Part of the Great Western Railway, the Strawberry Line was completed in 1869. It became an important line for passengers and freight carrying dairy produce, stone, and, of course, the famous Cheddar strawberries from which it takes its name.
The line was busy for nearly a century until it was closed in 1965. Since then the line has been reclaimed by nature and is managed to protect and enhance a rich variety of wildlife habitats from ponds and wetlands to limestone grassland and dense scrub.
Work began converting the line to a walking and cycling route in 1983 by volunteers from the Cheddar Valley Walk Society. Improvements are still being made to the route 25 years later and more exciting projects are planned for the future including extending the route. The Strawberry Line project would not be possible without the ongoing support of a variety of volunteers and organisations.
Attractions along the route
Yatton Station is a mainline station with local trains running to/from Weston-super-Mare and Bristol as well as direct trains to London. From Yatton a branch line used to head north to Clevedon and south to Cheddar. This could be used as start point for most if travelling from Weston-super-Mare as it is the easiest way to get to the Strawberry Line.
Biddle Street Site of Special Scientific Interest is drained by a network of ditches that act as 'wet fences' between the fields. These ditches and their banks are rich in wild flowers and home to dragonflies and reed and sedge warblers.
Congresbury Station was once the junction with the Wrington Vale Light Railway.
Thatchers Cider is made in Sandford from apples that are grown locally. The path passes through some of their orchards near Sandford, and you can try or buy their products at the Thatchers Farm Shop in the village. For more, see; http://www.loveweston.com/things-to-do/thatchers-cider-p1557493
Shute Shelve Tunnel takes the line through the heart of the Mendip Hills and contains several limestone formations.
Winscombe Station has been restored and you can walk a timeline along the platform which ends at the Millennium Green.
Axbridge has changed little over the centuries and visitors can still wander around the charming medieval streets and soak up hundreds of years of history.
Cheddar Reservoir was opened in 1938 and was designed to pump water from underground springs and rivers to serve the population of Bristol.
Cheddar Gorge reaches the 500 feet and the sides of the ravine boast the highest inland cliffs in the country.

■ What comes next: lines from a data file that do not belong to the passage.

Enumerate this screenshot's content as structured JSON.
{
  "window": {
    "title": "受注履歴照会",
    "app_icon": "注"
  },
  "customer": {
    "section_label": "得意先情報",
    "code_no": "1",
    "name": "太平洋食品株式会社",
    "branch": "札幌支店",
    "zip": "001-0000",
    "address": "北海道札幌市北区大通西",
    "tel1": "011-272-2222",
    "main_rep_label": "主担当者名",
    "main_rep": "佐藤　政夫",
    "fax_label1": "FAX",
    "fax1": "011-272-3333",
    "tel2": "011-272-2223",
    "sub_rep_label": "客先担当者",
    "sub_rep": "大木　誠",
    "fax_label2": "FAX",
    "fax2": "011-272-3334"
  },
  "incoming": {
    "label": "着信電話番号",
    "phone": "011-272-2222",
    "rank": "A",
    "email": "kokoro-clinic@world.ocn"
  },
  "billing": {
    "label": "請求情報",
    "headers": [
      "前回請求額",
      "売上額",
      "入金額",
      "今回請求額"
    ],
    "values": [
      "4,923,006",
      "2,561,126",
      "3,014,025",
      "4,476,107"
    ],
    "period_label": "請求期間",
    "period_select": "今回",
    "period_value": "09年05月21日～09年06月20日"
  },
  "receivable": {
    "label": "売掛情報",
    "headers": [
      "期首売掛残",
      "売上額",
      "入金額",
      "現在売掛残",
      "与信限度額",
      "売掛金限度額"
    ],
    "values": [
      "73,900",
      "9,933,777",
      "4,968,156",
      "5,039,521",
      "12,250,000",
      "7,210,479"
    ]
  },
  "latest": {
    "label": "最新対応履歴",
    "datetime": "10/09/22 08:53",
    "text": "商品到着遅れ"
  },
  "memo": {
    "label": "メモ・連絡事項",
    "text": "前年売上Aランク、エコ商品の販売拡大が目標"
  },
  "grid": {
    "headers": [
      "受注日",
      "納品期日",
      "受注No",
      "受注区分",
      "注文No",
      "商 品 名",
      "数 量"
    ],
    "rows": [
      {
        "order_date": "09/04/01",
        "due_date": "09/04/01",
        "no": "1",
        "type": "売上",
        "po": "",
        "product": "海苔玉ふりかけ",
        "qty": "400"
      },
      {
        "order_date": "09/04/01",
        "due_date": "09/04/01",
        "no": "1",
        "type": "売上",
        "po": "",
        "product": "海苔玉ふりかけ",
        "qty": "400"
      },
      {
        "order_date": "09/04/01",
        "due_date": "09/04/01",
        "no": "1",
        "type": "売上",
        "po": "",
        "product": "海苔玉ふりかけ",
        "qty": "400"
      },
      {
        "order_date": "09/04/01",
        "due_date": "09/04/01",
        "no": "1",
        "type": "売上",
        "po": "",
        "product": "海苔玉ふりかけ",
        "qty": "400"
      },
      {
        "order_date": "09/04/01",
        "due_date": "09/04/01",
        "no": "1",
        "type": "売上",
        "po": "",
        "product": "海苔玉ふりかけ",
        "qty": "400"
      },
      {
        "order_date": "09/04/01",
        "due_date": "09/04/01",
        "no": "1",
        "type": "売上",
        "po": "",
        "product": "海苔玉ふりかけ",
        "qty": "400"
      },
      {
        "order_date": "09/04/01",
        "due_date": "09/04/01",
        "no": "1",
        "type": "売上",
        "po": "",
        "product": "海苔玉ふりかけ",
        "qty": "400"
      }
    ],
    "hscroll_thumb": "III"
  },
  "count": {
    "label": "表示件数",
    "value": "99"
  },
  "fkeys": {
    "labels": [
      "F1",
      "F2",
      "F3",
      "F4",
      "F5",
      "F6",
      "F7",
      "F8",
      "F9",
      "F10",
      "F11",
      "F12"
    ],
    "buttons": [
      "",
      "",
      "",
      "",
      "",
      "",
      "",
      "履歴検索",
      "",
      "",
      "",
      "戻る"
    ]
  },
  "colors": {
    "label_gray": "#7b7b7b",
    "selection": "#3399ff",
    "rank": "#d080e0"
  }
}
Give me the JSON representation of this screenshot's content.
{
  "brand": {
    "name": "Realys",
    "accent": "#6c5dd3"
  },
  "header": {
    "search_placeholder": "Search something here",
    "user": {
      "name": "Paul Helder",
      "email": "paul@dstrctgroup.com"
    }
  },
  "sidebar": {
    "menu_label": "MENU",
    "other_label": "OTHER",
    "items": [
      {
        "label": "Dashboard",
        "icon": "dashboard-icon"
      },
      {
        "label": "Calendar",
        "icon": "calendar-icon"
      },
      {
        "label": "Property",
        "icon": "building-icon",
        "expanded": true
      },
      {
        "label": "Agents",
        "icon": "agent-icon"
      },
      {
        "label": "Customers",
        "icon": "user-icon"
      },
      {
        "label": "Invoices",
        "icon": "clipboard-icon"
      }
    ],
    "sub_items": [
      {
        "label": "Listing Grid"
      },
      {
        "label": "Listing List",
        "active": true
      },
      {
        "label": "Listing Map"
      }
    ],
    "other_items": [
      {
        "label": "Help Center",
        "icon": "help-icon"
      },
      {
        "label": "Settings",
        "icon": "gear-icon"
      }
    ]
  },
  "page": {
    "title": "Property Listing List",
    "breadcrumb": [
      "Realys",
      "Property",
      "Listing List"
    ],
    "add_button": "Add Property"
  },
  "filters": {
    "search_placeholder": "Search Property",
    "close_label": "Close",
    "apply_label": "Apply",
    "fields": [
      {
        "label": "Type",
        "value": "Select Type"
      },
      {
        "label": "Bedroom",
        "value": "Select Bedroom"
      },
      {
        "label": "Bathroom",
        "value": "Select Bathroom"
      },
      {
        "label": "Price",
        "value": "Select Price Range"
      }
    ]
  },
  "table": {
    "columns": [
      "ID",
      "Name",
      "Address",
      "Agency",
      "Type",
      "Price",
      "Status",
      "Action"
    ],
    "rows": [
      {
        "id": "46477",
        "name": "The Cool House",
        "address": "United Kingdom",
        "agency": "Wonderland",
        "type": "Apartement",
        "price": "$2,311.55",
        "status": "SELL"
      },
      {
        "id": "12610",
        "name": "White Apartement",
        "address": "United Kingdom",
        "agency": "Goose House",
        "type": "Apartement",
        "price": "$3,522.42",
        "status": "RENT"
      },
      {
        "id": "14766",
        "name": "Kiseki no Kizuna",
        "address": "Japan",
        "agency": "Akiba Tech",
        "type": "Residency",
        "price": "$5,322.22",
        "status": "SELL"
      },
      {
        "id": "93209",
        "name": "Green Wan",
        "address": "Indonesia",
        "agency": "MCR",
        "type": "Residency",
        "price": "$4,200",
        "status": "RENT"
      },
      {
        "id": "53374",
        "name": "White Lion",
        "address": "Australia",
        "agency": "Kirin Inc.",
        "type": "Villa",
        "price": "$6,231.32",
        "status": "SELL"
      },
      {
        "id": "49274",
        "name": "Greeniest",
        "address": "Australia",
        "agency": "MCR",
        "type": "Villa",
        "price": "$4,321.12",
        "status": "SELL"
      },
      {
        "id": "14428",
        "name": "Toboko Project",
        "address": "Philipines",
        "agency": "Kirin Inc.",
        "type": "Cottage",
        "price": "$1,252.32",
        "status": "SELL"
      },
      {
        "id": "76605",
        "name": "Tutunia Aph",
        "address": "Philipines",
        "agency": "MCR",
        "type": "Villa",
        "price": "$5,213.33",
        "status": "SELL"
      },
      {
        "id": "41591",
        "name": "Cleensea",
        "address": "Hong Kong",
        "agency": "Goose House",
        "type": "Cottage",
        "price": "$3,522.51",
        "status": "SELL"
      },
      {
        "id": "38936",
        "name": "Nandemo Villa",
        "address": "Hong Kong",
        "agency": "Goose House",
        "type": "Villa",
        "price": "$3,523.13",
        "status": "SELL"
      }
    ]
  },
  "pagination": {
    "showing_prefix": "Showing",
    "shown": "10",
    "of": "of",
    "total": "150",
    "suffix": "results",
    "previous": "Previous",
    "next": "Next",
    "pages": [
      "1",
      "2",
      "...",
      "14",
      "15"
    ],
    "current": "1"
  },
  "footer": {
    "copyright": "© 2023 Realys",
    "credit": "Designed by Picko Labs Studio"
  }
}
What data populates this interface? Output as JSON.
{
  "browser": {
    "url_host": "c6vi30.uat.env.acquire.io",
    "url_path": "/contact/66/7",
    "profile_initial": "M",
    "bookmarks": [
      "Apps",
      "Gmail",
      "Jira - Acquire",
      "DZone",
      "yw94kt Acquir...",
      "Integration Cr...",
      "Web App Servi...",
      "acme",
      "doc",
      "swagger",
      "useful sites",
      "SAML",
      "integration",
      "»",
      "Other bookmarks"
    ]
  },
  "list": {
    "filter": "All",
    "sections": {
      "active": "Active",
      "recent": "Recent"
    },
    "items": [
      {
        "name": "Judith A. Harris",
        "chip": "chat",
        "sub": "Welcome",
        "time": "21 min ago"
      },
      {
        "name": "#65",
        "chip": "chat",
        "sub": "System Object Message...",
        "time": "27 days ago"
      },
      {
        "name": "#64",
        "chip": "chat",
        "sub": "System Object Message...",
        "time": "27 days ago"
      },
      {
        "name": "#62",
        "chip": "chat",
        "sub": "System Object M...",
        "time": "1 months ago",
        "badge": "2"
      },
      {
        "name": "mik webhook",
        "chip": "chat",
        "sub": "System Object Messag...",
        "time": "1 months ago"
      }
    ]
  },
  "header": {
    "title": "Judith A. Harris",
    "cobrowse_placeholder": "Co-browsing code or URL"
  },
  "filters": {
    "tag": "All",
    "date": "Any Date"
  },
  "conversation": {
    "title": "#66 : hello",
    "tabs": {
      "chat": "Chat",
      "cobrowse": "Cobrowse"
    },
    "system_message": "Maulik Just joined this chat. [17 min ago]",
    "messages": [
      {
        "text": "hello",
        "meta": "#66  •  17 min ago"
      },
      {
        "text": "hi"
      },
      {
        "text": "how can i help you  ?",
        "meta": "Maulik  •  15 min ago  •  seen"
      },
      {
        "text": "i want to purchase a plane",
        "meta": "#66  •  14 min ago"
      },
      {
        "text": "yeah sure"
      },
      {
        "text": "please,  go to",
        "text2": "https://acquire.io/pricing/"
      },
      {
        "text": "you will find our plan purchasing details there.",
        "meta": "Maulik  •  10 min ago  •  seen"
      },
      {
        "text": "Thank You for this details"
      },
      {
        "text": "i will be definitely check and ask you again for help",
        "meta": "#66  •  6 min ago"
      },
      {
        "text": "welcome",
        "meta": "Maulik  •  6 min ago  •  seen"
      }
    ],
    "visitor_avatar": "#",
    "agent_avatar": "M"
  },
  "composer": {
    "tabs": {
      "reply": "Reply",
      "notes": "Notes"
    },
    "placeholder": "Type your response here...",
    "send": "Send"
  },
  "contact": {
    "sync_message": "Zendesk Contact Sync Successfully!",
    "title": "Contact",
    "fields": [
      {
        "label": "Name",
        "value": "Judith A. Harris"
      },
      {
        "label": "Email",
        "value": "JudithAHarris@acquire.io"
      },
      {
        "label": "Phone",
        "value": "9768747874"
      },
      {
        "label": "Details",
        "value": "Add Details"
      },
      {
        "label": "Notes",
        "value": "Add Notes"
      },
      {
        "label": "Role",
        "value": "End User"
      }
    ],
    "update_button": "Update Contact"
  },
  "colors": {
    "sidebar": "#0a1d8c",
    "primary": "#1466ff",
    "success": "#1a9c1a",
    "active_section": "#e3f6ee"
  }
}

Cheddar Caves were inhabited by our early ancestors 40,000 years ago and Britain's oldest complete skeleton, Cheddar Man, is on display.
Find out more about the Strawberry Line at: http://www.thestrawberryline.co.uk/